After the incident a few Sundays ago, I was unsure of what to do. Fear made me long to stay quiet and safe. However, I forced myself to open up to others to receive help. This included talking with police for long hours.
Nervousness about being in trouble always plagued me when near police. Respect for authority is very important to me, so taking the officer’s time sickened me at first. “What happened to you was no big deal,” I kept repeating, shaking inside from guilt and horrid memories. Yet, others helped me to realize that seeking the law’s help was important.
Filing a police report and trying to help track down the suspect was not a weakness or overreaction on my part. Instead, it was a brave step taken to care for myself and future girls who might be hurt. If my case had not been important, the officers could decide not to follow through with investigating it. Instead, they took me seriously and did their best to help me.
Going to the law for help in recovery is frightening. Other women and men that I have met have expressed similar anxieties. What if they do not listen to me? Did I deserve what happened? How will they be able to really help me? What if he/she becomes even more angry and really tries to hurt me?
I know that going against those fears can seem impossible. However, think about what will be worse – living with the haunting memories and possible continuation of the pain or facing the agony outright by speaking out for yourself and loved ones?
The choice might not be that simple. I hope and pray that you never find yourself in a place where you need to go to the police. If you do, please see your decision to seek safety as a strength not a weakness. By helping yourself, you might be caring for others who could be hurt in the future.

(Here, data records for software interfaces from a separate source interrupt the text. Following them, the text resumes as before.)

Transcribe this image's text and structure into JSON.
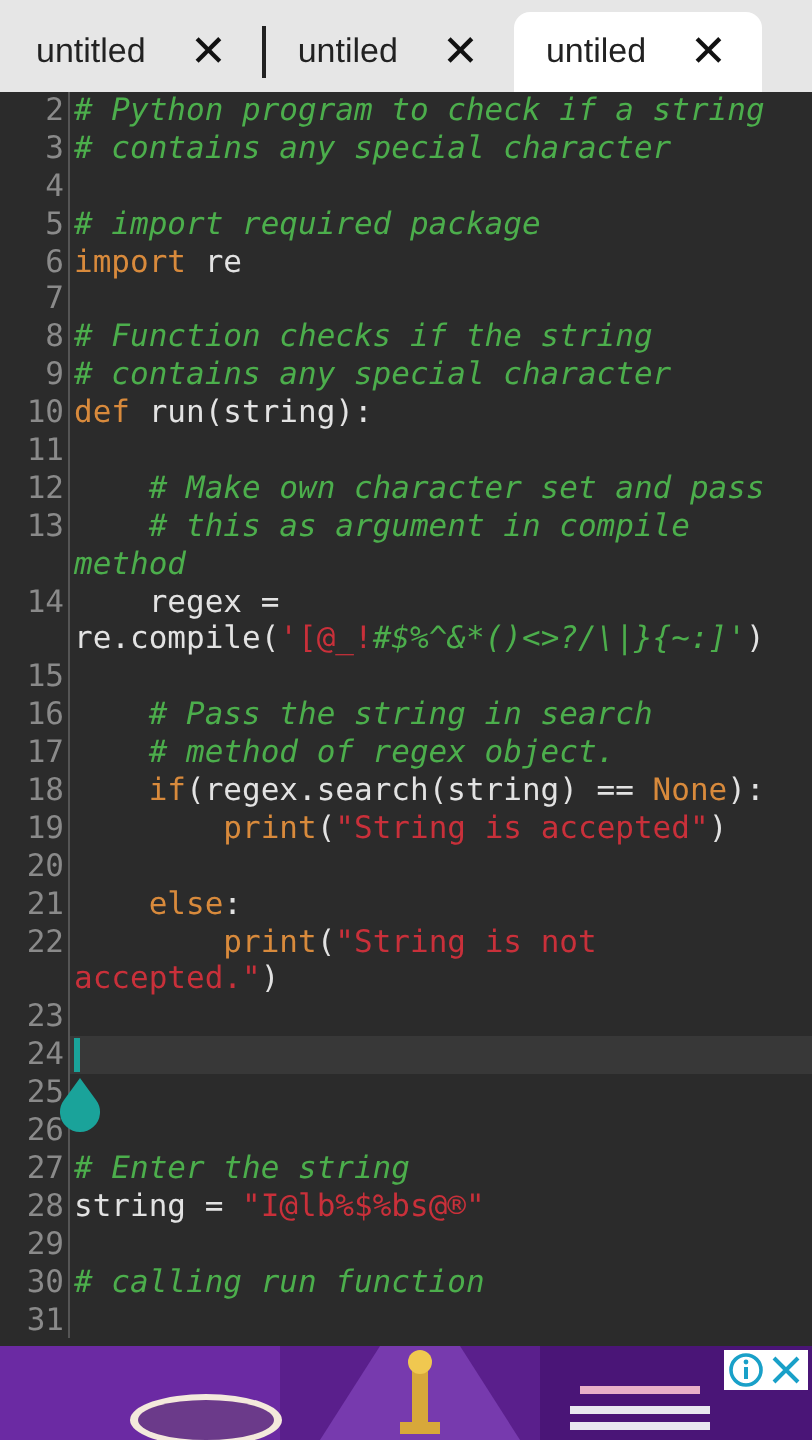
{
  "tabs": [
    {
      "label": "untitled",
      "close": "✕",
      "selected": false
    },
    {
      "label": "untiled",
      "close": "✕",
      "selected": false
    },
    {
      "label": "untiled",
      "close": "✕",
      "selected": true
    }
  ],
  "editor": {
    "rows": [
      {
        "number": "2",
        "current": false,
        "tokens": [
          {
            "kind": "comment",
            "text": "# Python program to check if a string"
          }
        ]
      },
      {
        "number": "3",
        "current": false,
        "tokens": [
          {
            "kind": "comment",
            "text": "# contains any special character"
          }
        ]
      },
      {
        "number": "4",
        "current": false,
        "tokens": []
      },
      {
        "number": "5",
        "current": false,
        "tokens": [
          {
            "kind": "comment",
            "text": "# import required package"
          }
        ]
      },
      {
        "number": "6",
        "current": false,
        "tokens": [
          {
            "kind": "keyword",
            "text": "import"
          },
          {
            "kind": "plain",
            "text": " re"
          }
        ]
      },
      {
        "number": "7",
        "current": false,
        "tokens": []
      },
      {
        "number": "8",
        "current": false,
        "tokens": [
          {
            "kind": "comment",
            "text": "# Function checks if the string"
          }
        ]
      },
      {
        "number": "9",
        "current": false,
        "tokens": [
          {
            "kind": "comment",
            "text": "# contains any special character"
          }
        ]
      },
      {
        "number": "10",
        "current": false,
        "tokens": [
          {
            "kind": "keyword",
            "text": "def"
          },
          {
            "kind": "plain",
            "text": " run(string):"
          }
        ]
      },
      {
        "number": "11",
        "current": false,
        "tokens": []
      },
      {
        "number": "12",
        "current": false,
        "tokens": [
          {
            "kind": "comment",
            "text": "    # Make own character set and pass"
          }
        ]
      },
      {
        "number": "13",
        "current": false,
        "tokens": [
          {
            "kind": "comment",
            "text": "    # this as argument in compile"
          }
        ]
      },
      {
        "current": false,
        "tokens": [
          {
            "kind": "comment",
            "text": "method"
          }
        ]
      },
      {
        "number": "14",
        "current": false,
        "tokens": [
          {
            "kind": "plain",
            "text": "    regex ="
          }
        ]
      },
      {
        "current": false,
        "tokens": [
          {
            "kind": "plain",
            "text": "re.compile("
          },
          {
            "kind": "string",
            "text": "'[@_!"
          },
          {
            "kind": "comment",
            "text": "#$%^&*()<>?/\\|}{~:]'"
          },
          {
            "kind": "plain",
            "text": ")"
          }
        ]
      },
      {
        "number": "15",
        "current": false,
        "tokens": []
      },
      {
        "number": "16",
        "current": false,
        "tokens": [
          {
            "kind": "comment",
            "text": "    # Pass the string in search"
          }
        ]
      },
      {
        "number": "17",
        "current": false,
        "tokens": [
          {
            "kind": "comment",
            "text": "    # method of regex object."
          }
        ]
      },
      {
        "number": "18",
        "current": false,
        "tokens": [
          {
            "kind": "keyword",
            "text": "    if"
          },
          {
            "kind": "plain",
            "text": "(regex.search(string) == "
          },
          {
            "kind": "keyword",
            "text": "None"
          },
          {
            "kind": "plain",
            "text": "):"
          }
        ]
      },
      {
        "number": "19",
        "current": false,
        "tokens": [
          {
            "kind": "keyword",
            "text": "        print"
          },
          {
            "kind": "plain",
            "text": "("
          },
          {
            "kind": "string",
            "text": "\"String is accepted\""
          },
          {
            "kind": "plain",
            "text": ")"
          }
        ]
      },
      {
        "number": "20",
        "current": false,
        "tokens": []
      },
      {
        "number": "21",
        "current": false,
        "tokens": [
          {
            "kind": "keyword",
            "text": "    else"
          },
          {
            "kind": "plain",
            "text": ":"
          }
        ]
      },
      {
        "number": "22",
        "current": false,
        "tokens": [
          {
            "kind": "keyword",
            "text": "        print"
          },
          {
            "kind": "plain",
            "text": "("
          },
          {
            "kind": "string",
            "text": "\"String is not"
          }
        ]
      },
      {
        "current": false,
        "tokens": [
          {
            "kind": "string",
            "text": "accepted.\""
          },
          {
            "kind": "plain",
            "text": ")"
          }
        ]
      },
      {
        "number": "23",
        "current": false,
        "tokens": []
      },
      {
        "number": "24",
        "current": true,
        "tokens": []
      },
      {
        "number": "25",
        "current": false,
        "tokens": []
      },
      {
        "number": "26",
        "current": false,
        "tokens": []
      },
      {
        "number": "27",
        "current": false,
        "tokens": [
          {
            "kind": "comment",
            "text": "# Enter the string"
          }
        ]
      },
      {
        "number": "28",
        "current": false,
        "tokens": [
          {
            "kind": "plain",
            "text": "string = "
          },
          {
            "kind": "string",
            "text": "\"I@lb%$%bs@®\""
          }
        ]
      },
      {
        "number": "29",
        "current": false,
        "tokens": []
      },
      {
        "number": "30",
        "current": false,
        "tokens": [
          {
            "kind": "comment",
            "text": "# calling run function"
          }
        ]
      },
      {
        "number": "31",
        "current": false,
        "tokens": []
      }
    ]
  }
}
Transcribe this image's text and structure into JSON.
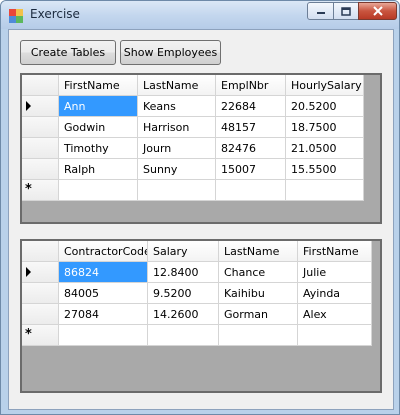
{
  "window": {
    "title": "Exercise"
  },
  "toolbar": {
    "create_tables_label": "Create Tables",
    "show_employees_label": "Show Employees"
  },
  "employees_grid": {
    "columns": [
      "FirstName",
      "LastName",
      "EmplNbr",
      "HourlySalary"
    ],
    "rows": [
      [
        "Ann",
        "Keans",
        "22684",
        "20.5200"
      ],
      [
        "Godwin",
        "Harrison",
        "48157",
        "18.7500"
      ],
      [
        "Timothy",
        "Journ",
        "82476",
        "21.0500"
      ],
      [
        "Ralph",
        "Sunny",
        "15007",
        "15.5500"
      ]
    ],
    "new_row_marker": "*"
  },
  "contractors_grid": {
    "columns": [
      "ContractorCode",
      "Salary",
      "LastName",
      "FirstName"
    ],
    "rows": [
      [
        "86824",
        "12.8400",
        "Chance",
        "Julie"
      ],
      [
        "84005",
        "9.5200",
        "Kaihibu",
        "Ayinda"
      ],
      [
        "27084",
        "14.2600",
        "Gorman",
        "Alex"
      ]
    ],
    "new_row_marker": "*"
  },
  "colors": {
    "selection": "#3399ff",
    "grid_background": "#a9a9a9",
    "close_button": "#c9553f"
  }
}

Not all police officers or authorities will handle your case well. They are people, just like us, and not perfect. However, most really want to help people and should do their best to care for you. If your case does not need authority intervention or support, then you will at least know that you are safe. Try not to be hard on yourself if the case is not solved, the police are not caring, or your situation is dismissed. What you did in seeking support is still valid and wise.
If you are scared to speak with police, there are certain securities you can take. Ask to have a family member or friend in the room. Wear clothing you feel comfortable and safe in as well as bring items that might relieve stress (a squishy ball, therapy brush, blanket, etc.). Have tissues on hand and plenty of liquids. Most importantly, be honest and assertive about what you need. For example, I said that I did not want this man to see my face or me to see him if we went to court. There is nothing wrong with asking for safety precautions.
Here are a few of the benefits that I received from working with the officers in Oxford that helped me in recovery of PTSD:
- My terror but innocence in the situation were affirmed. I was a victim of an awful incident.
- The fact that other women are safer from him because the police heard about this case was reassuring.
- Knowing people were willing to defend me made me feel safer walking around town.
- Although recounting the experience was painful, it forced me to face the memory instead of hiding from it.
- Instead of dwelling on my misery for years like I have in the past, I addressed it right away and received immediate care.
Not everyone will have to use this coping skill, thankfully. If you need to, please do so. I never thought that I would be able to go to the police with a problem. However, doing so with supportive people by my side really helped this situation become less traumatic and potentially saved my Oxford trip.
- Police = Good by The Family of 5’s Journey
- Compassionate Cops?? by C. L. Swinney’s Blog
- Leadership is Speaking Out by improving police
- How to Recognize Heroes by cleverlyquaint